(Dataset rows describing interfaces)
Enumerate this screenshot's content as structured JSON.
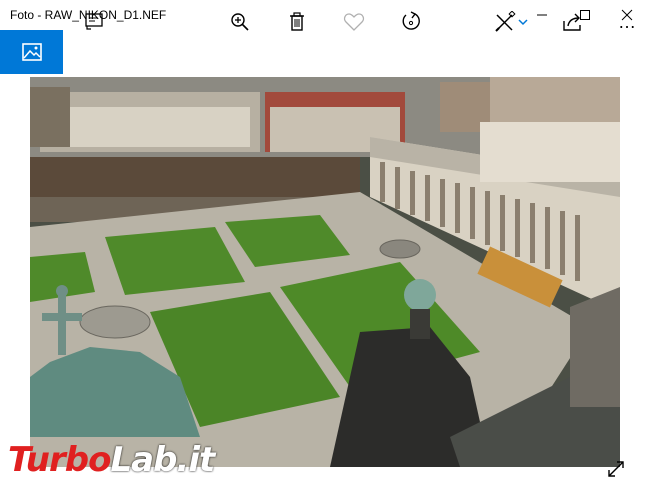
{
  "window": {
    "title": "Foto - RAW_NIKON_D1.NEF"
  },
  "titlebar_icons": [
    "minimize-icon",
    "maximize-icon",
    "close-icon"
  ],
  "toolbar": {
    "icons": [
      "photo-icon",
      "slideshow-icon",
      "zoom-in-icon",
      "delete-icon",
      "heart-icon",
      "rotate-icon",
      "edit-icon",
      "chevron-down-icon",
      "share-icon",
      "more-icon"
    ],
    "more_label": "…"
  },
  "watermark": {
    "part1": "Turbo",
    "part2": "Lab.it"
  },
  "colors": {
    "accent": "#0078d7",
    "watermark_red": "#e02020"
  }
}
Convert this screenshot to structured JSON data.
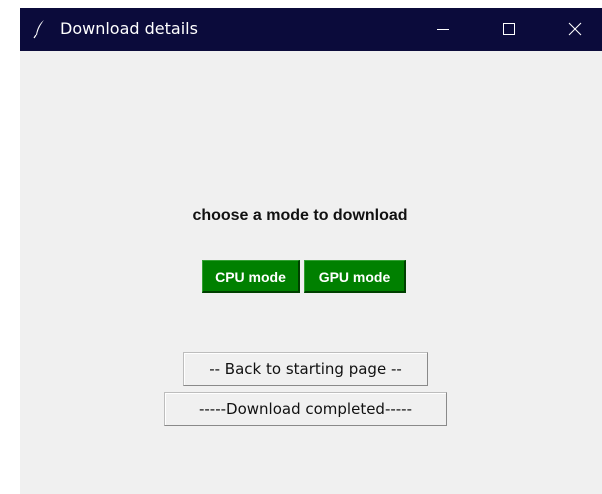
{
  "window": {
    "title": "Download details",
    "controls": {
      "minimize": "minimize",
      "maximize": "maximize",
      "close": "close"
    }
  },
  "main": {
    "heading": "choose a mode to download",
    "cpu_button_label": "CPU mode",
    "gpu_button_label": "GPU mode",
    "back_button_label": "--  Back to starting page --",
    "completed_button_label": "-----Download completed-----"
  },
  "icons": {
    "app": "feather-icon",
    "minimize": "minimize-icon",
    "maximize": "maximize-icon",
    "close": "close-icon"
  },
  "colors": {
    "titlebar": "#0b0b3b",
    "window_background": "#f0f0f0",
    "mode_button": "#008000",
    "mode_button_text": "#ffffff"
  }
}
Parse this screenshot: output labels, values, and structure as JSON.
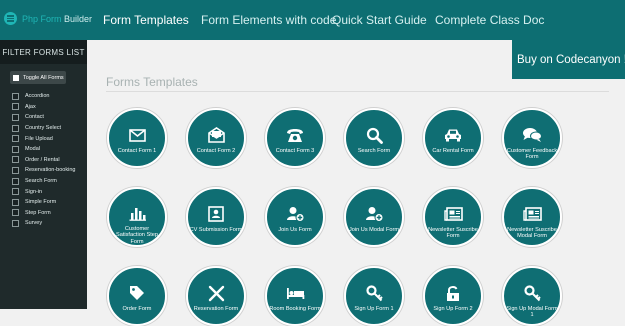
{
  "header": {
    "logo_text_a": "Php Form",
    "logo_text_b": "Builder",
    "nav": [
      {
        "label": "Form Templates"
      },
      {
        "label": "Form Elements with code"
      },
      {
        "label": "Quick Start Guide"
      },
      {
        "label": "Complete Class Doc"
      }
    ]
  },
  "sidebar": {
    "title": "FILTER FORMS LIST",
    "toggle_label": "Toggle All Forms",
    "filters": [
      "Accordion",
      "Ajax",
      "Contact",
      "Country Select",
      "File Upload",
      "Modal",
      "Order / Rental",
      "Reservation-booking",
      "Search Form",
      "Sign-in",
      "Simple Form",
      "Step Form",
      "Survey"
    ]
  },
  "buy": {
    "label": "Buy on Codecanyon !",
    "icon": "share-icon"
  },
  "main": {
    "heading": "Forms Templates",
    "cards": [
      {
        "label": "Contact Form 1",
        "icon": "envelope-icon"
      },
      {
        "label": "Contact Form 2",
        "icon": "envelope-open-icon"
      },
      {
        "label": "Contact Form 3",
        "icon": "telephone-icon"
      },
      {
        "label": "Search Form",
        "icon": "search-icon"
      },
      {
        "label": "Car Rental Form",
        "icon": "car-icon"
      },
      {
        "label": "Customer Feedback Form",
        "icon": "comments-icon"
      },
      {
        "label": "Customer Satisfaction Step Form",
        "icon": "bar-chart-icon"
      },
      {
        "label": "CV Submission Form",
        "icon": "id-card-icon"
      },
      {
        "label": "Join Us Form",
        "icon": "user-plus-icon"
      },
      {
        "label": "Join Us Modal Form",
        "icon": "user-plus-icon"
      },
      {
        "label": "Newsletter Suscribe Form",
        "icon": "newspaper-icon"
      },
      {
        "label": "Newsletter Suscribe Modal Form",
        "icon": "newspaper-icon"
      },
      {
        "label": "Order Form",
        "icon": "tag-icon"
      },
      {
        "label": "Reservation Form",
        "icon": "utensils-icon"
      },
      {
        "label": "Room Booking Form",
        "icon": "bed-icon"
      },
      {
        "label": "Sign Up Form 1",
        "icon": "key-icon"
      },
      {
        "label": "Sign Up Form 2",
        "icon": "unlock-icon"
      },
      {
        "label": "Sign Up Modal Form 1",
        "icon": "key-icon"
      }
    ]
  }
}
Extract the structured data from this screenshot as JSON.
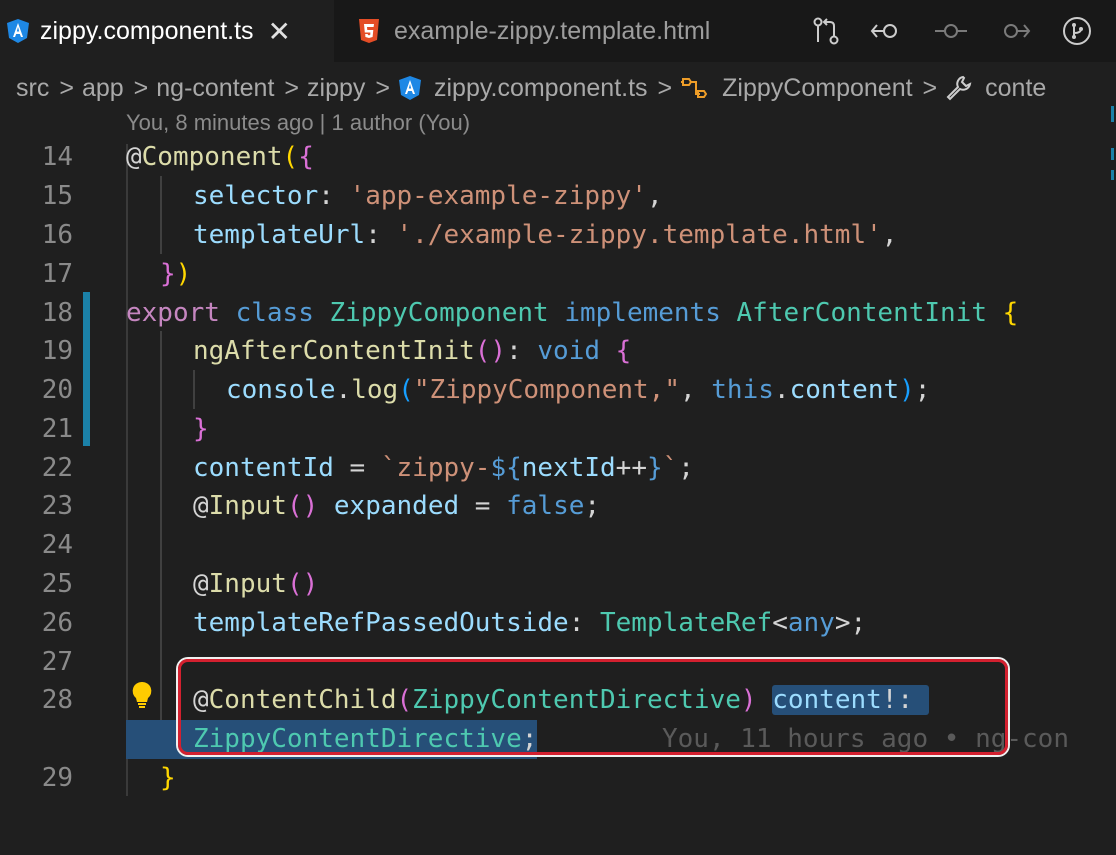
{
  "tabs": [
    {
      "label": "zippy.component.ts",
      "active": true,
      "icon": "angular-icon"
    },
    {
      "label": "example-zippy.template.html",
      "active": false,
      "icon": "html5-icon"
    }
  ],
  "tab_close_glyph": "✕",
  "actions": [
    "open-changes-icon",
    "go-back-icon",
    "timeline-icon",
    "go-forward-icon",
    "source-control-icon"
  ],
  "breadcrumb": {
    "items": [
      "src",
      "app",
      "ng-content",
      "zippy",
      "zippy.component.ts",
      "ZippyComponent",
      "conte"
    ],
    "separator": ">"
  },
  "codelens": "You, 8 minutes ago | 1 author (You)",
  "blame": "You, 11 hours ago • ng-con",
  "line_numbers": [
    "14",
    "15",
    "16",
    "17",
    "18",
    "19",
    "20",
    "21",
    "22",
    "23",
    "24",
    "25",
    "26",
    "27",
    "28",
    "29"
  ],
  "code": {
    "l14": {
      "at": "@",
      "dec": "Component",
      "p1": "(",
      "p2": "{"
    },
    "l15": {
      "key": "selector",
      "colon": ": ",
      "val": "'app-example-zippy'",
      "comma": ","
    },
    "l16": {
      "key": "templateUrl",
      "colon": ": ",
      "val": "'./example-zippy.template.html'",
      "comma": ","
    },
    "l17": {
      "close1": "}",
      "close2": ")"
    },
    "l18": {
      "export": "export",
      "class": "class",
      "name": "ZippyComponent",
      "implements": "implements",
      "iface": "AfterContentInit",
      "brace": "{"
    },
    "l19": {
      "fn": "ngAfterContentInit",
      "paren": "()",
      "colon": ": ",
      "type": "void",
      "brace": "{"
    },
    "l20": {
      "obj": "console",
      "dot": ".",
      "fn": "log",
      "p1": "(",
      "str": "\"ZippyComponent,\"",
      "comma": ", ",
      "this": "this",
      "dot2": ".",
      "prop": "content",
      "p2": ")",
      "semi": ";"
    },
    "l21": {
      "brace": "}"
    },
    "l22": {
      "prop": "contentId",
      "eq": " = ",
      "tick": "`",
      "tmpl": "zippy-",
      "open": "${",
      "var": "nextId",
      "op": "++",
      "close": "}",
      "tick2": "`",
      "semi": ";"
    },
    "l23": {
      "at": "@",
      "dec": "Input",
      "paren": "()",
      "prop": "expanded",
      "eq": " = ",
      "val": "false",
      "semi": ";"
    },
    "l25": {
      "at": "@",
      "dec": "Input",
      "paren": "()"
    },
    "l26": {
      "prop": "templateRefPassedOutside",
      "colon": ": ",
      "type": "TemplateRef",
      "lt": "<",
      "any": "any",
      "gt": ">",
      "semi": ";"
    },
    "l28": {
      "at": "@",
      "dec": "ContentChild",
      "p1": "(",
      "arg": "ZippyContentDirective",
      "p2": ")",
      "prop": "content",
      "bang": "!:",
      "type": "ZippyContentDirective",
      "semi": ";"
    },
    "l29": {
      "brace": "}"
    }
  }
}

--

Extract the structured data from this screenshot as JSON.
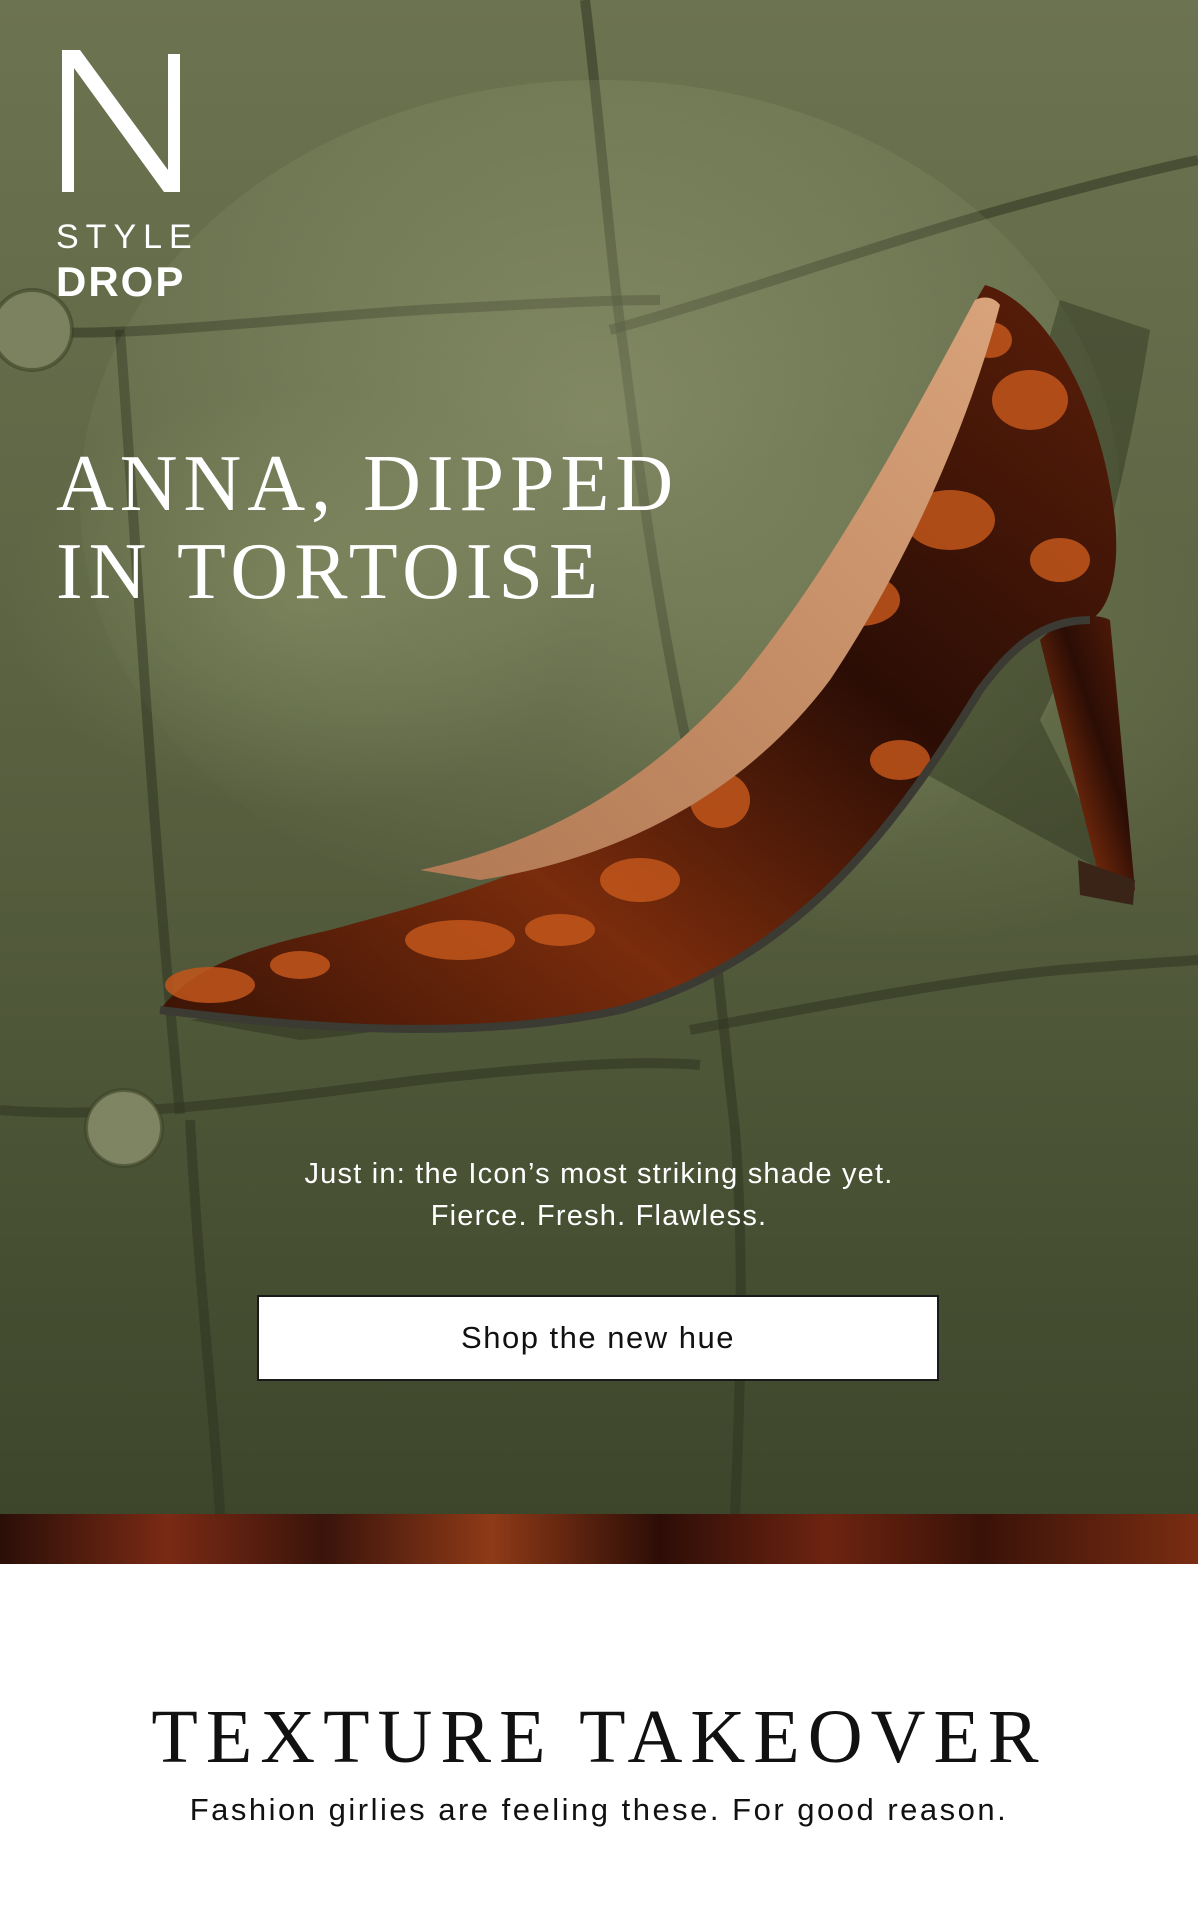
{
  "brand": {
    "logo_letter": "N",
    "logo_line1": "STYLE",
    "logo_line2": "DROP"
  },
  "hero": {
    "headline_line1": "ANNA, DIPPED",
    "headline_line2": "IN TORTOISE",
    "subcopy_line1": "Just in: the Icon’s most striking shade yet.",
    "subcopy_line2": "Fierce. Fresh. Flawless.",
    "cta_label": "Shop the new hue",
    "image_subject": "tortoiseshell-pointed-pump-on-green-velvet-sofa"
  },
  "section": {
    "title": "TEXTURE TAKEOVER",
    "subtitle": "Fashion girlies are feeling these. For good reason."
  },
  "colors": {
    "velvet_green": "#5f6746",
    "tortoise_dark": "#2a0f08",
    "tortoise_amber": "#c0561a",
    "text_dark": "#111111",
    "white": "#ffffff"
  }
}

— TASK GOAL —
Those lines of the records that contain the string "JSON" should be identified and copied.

— EXPECTED ANSWER —
Enumerate this screenshot's content as structured JSON.
Convert this screenshot to structured JSON data.
Parse this screenshot: output labels, values, and structure as JSON.
Extract the structured data from this screenshot as JSON.
Extract the structured data from this screenshot as JSON.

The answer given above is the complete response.